We have a keynote speaker and a list of session topics for Copyright and Technology 2019, our tenth annual conference, which will take place on Wednesday, January 16 at Fordham Law School in NYC, co-produced with the good folks at the Copyright Society of the USA and sponsored by the Fordham IP Institute.
I am thrilled to announce that our keynote speaker will be Paul Goldstein of Stanford Law School. Prof. Goldstein scarcely needs any introduction among copyright geeks. He is the author of several books including two important copyright law treatises (Goldstein On Copyright and International Copyright: Principles, Law and Practice); five legal novels, one of which (Havana Requiem) won the Harper Lee Prize for legal fiction; and Copyright’s Highway: From Gutenberg to the Celestial Jukebox, a landmark 1994 general-audience book (revised in 2003) that presaged the era of interactive streaming years before the first service launched. Prof. Goldstein is working on a 25th-anniversary update of Copyright’s Highway, which he will be previewing at our conference.
We typically feature a research presentation in the morning plenary session after the keynote; we’re still on the lookout for promising, impactful copyright and technology research — academic or otherwise — for this slot. If you’re doing anything interesting and would like to present to our discerning, copyright-geeky, tech-savvy audience, please get in touch. Previous research presentation topics included black box music royalties, effects of anti-piracy techniques on e-book sales, and DMCA notice-and-takedown practices.
Finally, here is a tentative list of topics for our two tracks of afternoon topics.
Copyright Liability for Internet Service Providers
In light of the court decision in BMG v Cox, pending record label litigation against the ISP, and the demise of the Copyright Alert System, ISPs may have to rethink their relationships with copyright, whether it’s sufficient merely to accept DMCA notices, and the kinds of processes they will need to implement to be eligible for the DMCA safe harbor. We’ll discuss issues such as repeat infringer termination policies, red flag knowledge/willful blindness, and making available.
Rational Approaches to Online Image Licensing
Stock image agencies and Creative Commons licenses provide ways for people to get licenses to many images for use in published materials. But it’s still very easy to search the Internet for images and use them without even knowing their copyright status or license terms. In this session, we’ll discuss the possible carrots (convenient licensing frameworks) and sticks (enforcement) that can be used to solve this problem and the roadblocks that stand in the way.

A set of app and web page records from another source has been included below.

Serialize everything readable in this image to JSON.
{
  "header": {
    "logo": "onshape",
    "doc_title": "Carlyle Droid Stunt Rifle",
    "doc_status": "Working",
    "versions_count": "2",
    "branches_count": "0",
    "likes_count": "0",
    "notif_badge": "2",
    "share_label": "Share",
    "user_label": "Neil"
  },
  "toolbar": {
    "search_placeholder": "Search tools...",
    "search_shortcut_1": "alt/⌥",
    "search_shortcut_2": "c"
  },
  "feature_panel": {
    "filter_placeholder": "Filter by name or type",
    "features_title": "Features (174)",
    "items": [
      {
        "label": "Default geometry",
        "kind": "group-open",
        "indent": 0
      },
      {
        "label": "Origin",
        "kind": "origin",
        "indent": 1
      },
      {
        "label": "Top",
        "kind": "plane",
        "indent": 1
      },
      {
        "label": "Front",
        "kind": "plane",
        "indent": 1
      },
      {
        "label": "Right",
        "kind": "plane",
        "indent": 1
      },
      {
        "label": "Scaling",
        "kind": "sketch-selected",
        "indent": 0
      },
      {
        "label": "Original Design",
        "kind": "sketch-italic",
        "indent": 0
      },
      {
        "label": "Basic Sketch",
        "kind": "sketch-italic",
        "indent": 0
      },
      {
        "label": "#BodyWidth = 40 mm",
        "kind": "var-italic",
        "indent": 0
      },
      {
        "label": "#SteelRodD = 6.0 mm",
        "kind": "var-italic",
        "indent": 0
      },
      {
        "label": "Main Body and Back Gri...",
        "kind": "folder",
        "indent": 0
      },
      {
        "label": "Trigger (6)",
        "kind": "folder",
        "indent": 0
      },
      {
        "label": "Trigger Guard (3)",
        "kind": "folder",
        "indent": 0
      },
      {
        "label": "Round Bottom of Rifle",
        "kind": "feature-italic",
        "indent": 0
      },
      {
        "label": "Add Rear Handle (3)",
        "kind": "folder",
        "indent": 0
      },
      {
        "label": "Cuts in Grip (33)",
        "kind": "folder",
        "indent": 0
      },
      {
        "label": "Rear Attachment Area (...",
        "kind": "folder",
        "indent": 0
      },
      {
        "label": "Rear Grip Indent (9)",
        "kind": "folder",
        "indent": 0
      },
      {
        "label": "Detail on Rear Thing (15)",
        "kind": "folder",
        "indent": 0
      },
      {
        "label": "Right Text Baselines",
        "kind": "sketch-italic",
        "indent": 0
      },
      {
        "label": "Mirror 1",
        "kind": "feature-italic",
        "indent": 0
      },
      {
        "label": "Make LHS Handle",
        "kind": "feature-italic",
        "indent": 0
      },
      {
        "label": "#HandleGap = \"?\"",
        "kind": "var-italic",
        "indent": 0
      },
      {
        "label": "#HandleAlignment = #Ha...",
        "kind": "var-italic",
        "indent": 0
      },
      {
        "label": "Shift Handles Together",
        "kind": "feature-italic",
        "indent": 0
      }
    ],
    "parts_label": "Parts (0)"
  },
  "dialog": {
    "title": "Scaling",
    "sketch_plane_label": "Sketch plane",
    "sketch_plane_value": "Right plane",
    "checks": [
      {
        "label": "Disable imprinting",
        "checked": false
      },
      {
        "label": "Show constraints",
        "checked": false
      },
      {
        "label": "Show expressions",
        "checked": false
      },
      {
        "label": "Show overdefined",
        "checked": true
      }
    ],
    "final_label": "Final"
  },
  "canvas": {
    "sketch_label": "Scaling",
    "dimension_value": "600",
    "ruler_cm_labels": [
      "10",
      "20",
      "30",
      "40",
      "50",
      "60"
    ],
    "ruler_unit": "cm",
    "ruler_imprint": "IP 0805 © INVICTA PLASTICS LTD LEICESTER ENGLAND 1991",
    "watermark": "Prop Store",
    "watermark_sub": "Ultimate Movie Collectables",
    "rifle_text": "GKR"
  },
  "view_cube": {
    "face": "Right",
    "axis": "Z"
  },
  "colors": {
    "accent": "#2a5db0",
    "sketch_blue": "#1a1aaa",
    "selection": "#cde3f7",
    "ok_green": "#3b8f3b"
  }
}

Is 13 an Unlucky Number? Effects of the EU Copyright Directive
The Future of Music Mechanical Licensing
The passage of the Music Modernization Act sets the stage for a major shift in practices around mechanical licensing of musical compositions for streaming services. Our panel will predict possible futures for the single mechanical licensing agency that the Act calls into being. We will discuss whether it will live up to the expectations of the bill’s supporters and what effect it will have on precision and accountability for royalty payments in the largest and fastest-growing segment of recorded music industry revenue today.
Content Ownership I (Law & Policy Track): Litigations

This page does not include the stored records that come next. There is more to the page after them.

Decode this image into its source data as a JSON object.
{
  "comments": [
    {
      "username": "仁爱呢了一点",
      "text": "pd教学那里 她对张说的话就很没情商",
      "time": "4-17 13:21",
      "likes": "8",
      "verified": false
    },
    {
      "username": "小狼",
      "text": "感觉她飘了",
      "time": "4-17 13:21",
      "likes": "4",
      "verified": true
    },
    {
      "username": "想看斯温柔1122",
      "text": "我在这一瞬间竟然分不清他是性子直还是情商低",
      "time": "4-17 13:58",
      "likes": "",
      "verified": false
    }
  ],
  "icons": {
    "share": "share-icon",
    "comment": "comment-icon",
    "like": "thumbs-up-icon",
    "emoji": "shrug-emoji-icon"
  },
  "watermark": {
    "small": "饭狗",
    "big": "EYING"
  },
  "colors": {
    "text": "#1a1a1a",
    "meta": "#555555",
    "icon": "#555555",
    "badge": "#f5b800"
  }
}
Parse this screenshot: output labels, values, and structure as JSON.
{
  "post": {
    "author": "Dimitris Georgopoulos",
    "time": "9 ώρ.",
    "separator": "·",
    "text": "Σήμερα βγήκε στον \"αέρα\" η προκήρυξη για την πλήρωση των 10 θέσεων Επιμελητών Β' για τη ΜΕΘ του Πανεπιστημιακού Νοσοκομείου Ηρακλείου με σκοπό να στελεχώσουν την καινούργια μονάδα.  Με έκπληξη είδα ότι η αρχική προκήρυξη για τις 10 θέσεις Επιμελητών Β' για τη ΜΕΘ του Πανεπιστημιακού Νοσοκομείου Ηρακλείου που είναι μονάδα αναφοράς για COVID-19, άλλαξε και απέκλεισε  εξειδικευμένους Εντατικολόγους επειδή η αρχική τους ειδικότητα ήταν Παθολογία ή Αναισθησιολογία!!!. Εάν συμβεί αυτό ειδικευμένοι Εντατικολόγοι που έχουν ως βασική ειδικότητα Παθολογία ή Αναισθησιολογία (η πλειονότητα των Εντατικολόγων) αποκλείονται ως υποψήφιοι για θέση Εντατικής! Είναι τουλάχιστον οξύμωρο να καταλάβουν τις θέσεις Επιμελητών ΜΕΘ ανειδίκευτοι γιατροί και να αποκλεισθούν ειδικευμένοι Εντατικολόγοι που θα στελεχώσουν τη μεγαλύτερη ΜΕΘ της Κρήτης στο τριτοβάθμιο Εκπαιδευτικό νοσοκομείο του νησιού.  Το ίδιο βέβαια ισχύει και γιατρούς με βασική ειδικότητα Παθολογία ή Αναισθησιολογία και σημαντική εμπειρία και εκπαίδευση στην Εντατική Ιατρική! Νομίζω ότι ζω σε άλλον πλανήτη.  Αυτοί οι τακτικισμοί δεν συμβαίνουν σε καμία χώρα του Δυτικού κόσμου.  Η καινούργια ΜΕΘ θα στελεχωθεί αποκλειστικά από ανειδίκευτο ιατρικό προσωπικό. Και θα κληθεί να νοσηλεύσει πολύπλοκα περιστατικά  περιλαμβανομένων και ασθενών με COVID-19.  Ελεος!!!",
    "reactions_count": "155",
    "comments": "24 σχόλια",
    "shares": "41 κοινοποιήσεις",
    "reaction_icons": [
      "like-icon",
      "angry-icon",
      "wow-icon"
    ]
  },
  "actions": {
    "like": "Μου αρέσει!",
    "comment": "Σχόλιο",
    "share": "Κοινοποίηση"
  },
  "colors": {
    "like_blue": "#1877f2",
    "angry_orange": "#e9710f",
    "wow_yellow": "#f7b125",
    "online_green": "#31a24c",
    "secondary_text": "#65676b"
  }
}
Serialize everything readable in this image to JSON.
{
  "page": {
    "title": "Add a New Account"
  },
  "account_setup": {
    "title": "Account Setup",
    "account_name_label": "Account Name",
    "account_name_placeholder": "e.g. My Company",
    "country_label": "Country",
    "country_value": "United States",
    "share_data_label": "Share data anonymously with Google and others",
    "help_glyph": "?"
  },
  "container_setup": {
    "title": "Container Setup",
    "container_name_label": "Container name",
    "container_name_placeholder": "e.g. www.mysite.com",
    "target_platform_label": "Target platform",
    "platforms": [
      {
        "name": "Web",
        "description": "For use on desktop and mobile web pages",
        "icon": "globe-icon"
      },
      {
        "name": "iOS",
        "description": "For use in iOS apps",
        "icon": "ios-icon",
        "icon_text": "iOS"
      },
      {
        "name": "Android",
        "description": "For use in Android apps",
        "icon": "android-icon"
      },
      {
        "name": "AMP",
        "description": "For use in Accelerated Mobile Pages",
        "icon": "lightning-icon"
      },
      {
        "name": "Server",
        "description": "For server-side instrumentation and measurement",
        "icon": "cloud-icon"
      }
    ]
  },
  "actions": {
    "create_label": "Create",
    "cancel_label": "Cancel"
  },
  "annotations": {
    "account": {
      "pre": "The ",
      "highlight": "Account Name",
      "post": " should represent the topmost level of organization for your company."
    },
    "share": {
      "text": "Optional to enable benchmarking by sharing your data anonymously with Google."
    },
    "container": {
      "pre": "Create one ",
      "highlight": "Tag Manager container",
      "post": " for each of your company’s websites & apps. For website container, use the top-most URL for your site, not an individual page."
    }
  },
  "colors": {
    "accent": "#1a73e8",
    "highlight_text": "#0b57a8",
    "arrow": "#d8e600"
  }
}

If you buy a physical item such as a print book, vinyl LP, or DVD, the content is yours to do with as you please; if you stream music on Spotify or video on Netflix, it’s clearly not. If you buy a physical product that entitles you to a digital download of the same content, it’s a gray area. We’ll have a stimulating discussion on the meaning of ownership in the digital age and how it’s likely to play out given recent developments in litigations such as Capitol v. ReDigi and Disney v. Redbox.
Content Ownership II (Technology Track): Blockchains and DRM
If you purchase a music file or e-book online, you usually get rights from the retailer’s end user license agreement that are more restricted than for physical books or records. At the same time, startups are building new services that use blockchain technology to emulate content ownership for digital files more closely than traditional downloads. This raises two questions: how well do these blockchain solutions emulate ownership? And what types of DRM technologies — if any — are necessary to do this? In this session, we’ll hear from both the startups and the skeptics.
I’m accepting proposals to moderate or speak on any of these now. When sending your proposal, please include the following information:
- The basics: proposed speaker’s name, position, organization, etc.
- A bio or CV, or a link to one (LinkedIn or law firm page is fine)
- Session name
- Are you proposing to speak or moderate?
- Brief description of your perspective on or experience with the topic
- Contact information of proposed speaker
I will accept proposals on a rolling basis, but we intend to publish the full slate of speakers by the end of October. Moderator proposals are preferred over speaker proposals. If you are submitting a proposal on behalf of someone else, please note that if the proposal is accepted, the speaker must confirm personally before he or she will be put on the program. Finally, this is a tentative list of sessions; if you have an idea for another one, I’d love to hear it.